It is not known. There are no controlled studies on ziprasidone use during pregnancy in humans.

I need to take ziprasidone throughout my entire pregnancy. Will it cause withdrawal symptoms in my baby after birth?

It is unknown if taking ziprasidone could increase the chance of withdrawal symptoms in a newborn, sometimes called neonatal abstinence syndrome (NAS). However, since other similar medications have been associated with a chance for NAS, babies born to women taking ziprasidone near delivery can be monitored for symptoms such as stiff or floppy muscle tone, drowsiness, agitation, tremors, difficulty breathing, and problems with feeding.
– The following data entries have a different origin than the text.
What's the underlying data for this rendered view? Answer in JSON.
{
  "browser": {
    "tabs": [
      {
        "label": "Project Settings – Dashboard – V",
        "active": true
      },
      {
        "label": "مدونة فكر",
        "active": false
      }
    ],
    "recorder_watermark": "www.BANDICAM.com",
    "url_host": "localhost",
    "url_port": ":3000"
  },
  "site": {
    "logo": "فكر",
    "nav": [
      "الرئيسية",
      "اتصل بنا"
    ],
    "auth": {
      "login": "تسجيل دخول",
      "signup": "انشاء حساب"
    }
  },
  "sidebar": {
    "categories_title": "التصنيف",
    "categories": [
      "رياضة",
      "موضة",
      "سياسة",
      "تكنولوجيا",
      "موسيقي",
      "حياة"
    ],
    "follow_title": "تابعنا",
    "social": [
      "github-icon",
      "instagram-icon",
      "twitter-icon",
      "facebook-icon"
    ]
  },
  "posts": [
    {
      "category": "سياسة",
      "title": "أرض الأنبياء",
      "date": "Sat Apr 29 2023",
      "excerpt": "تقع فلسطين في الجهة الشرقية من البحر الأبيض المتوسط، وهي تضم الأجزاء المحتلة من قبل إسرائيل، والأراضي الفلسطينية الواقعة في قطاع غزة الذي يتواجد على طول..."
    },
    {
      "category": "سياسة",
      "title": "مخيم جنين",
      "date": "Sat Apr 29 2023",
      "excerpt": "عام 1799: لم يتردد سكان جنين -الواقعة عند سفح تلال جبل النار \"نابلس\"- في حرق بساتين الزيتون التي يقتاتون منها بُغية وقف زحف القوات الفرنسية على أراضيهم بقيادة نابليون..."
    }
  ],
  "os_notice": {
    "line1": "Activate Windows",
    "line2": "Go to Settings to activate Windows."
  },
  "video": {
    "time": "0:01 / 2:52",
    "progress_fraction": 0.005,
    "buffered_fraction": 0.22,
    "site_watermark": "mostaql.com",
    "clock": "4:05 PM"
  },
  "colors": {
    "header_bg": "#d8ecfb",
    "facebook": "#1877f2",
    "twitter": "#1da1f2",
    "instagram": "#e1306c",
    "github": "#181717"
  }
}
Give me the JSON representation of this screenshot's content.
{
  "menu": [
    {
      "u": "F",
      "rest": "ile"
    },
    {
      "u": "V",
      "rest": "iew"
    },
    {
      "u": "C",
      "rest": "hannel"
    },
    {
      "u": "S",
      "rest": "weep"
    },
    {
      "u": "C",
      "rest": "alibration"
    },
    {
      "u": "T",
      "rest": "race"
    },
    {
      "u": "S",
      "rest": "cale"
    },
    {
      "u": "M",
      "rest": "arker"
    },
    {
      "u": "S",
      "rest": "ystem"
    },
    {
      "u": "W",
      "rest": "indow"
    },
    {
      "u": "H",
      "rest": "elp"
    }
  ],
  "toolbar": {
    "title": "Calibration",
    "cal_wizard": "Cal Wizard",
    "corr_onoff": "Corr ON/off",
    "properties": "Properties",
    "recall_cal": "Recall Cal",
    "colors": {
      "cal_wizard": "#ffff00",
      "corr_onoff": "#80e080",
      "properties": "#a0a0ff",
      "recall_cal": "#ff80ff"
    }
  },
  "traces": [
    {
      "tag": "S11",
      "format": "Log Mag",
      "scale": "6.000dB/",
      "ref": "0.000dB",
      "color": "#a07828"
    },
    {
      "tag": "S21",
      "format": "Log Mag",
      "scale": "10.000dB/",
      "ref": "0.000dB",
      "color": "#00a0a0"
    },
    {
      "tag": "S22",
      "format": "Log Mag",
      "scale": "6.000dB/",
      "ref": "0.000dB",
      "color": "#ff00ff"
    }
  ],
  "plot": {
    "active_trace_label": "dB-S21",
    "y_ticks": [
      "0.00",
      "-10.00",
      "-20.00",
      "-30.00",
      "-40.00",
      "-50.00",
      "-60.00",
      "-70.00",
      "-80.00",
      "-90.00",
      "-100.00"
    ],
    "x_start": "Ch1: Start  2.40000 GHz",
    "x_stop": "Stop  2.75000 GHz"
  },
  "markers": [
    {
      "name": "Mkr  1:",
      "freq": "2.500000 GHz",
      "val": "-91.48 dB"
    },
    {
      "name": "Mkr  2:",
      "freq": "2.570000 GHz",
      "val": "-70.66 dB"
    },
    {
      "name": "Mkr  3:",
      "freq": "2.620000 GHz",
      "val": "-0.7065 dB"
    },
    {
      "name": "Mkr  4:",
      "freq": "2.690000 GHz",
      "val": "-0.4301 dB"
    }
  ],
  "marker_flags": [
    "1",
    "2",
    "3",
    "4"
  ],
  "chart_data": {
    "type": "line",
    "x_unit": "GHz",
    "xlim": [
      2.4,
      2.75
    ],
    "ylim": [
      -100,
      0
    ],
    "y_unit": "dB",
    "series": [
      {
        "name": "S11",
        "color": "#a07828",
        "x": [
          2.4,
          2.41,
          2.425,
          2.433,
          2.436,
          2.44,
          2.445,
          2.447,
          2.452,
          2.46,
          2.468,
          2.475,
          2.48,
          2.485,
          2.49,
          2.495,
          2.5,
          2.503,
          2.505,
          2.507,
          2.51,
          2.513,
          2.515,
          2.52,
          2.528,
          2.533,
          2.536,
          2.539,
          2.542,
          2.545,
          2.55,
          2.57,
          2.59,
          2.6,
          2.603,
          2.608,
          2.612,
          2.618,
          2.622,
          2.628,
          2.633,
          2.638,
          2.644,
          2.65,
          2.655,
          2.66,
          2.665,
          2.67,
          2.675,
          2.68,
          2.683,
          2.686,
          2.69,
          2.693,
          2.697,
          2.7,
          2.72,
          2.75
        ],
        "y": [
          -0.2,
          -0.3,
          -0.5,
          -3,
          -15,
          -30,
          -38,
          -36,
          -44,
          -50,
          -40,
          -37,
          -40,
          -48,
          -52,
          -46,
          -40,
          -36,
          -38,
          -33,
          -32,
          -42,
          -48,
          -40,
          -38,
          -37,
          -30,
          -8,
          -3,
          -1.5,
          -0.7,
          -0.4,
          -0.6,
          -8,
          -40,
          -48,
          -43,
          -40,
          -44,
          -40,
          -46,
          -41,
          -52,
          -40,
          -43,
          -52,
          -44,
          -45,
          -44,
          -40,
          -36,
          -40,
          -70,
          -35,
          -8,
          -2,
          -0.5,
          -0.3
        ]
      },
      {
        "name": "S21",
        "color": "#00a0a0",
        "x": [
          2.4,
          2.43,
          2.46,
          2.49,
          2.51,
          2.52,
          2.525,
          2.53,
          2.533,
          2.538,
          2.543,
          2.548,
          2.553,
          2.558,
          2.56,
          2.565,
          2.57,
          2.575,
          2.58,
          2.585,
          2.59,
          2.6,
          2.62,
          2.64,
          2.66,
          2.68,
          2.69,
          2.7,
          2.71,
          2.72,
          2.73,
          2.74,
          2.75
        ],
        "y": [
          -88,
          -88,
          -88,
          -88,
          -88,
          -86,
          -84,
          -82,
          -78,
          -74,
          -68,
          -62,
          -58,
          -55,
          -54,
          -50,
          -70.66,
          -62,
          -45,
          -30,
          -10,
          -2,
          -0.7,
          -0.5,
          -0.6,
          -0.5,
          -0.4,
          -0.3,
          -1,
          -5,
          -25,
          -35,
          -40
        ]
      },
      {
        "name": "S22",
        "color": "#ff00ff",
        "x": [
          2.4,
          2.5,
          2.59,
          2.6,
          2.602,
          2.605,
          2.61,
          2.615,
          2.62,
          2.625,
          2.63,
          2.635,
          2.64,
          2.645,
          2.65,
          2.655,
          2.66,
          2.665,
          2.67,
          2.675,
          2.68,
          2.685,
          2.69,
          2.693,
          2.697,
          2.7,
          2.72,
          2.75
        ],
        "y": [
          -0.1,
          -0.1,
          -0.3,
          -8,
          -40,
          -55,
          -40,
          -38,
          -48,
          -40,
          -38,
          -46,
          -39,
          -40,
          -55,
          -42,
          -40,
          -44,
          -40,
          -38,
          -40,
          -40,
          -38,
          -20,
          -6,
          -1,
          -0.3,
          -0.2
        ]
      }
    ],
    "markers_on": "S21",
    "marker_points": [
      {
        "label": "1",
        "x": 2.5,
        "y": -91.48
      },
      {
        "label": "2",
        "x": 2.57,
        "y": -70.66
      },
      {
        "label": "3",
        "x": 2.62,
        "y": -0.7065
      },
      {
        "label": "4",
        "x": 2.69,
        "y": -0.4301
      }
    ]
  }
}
If a baby develops symptoms, in most cases they are expected to go away in a few days without long term health effects.

Will taking ziprasidone during pregnancy affect my baby’s behavior or cause learning problems?

There are no studies on behavior or development of infants exposed to ziprasidone during pregnancy. However, there are a few case reports of healthy children with normal development among women who used ziprasidone during pregnancy.

Can I breastfeed my baby if I am taking ziprasidone?

Ziprasidone has not been well studied for use while breastfeeding. There is one case report on a healthy well developing 6 month old baby whose mother took ziprasidone 40 mg and citalopram 60 mg daily throughout pregnancy and while breastfeeding. Talk to your healthcare providers about all of your breastfeeding questions.

What if the baby’s father takes ziprasidone?

There are no well-controlled studies in men exposed to ziprasidone. In general, exposures that fathers have are unlikely to increase risks to a pregnancy. For more information, please see the MotherToBaby fact sheet Paternal Exposures and Pregnancy at https://mothertobaby.org/fact-sheets/paternal-exposures-pregnancy/pdf/.

National Pregnancy Registry for Psychiatric Medications: There is a pregnancy registry for women who take psychiatric medications, such as ziprasidone. For more information you can look at their website: https://womensmentalhealth.org/research/pregnancyregistry/.

Selected References

  • Damkier P, Videbech P. 2018. The Safety of Second-Generation Antipsychotics During Pregnancy: A Clinically Focused Review. CNS Drugs. 32(4):351-366.
  • Einarson A, Boskovic R. 2009. Use and safety of antipsychotic drugs during pregnancy. J Psychiatr Pract. 15(3):183-92.
  • 2011. Drug Safety Communication: Antipsychotic drug labels updated on use during pregnancy and risk of abnormal muscle movements and withdrawal symptoms in newborns (issued 2/2011). https://www.fda.gov/Drugs/DrugSafety/ucm243903.htm
  • Haddad PM, Wieck A. 2004. Antipsychotic-induced hyperprolactinaemia: mechanisms, clinical features and management. Drugs; 64:2291-2314.
  • Huybrechts KF, et al. 2016. Antipsychotic use in pregnancy and the risk for congenital malformations. JAMA Psychiatr. 73(9):938-46.
  • Khan SJ, et al. 2016. Bipolar Disorder in Pregnancy and Postpartum: Principles of Management. Curr Psychiatry Rep; 18(2):13.
  • Kulkarni J, et al. 2015. Antipsychotic use in pregnancy. Expert Opin Pharmacother; 16(9):1335-45.
  • Ruzic K, et al. 2009. Pregnancy and atypical antipsychotics. Psychiatr Danub; 21(3):368-70.
  • Sørensen MJ, et al. 2015. Risk of Fetal Death after Treatment with Antipsychotic Medications during Pregnancy. PLoS One. 2015 Jul 10;10(7):e0132280.
  • Werremeyer A. 2009. Ziprasidone and citalopram use in pregnancy and lactation in a woman with psychotic depression. Am J Psychiatry; 166(11):1298.
  • Uguz F. 2016. Second-generation antipsychotics during the lactation period: A comparative systematic review on infant safety. J Clin Psychopharmacol.36:244-52.
  • Haddad PM, Wieck A: Antipsychotic-induced hyperprolactinaemia: mechanisms, clinical features and management. Drugs 2004;64:2291-2314.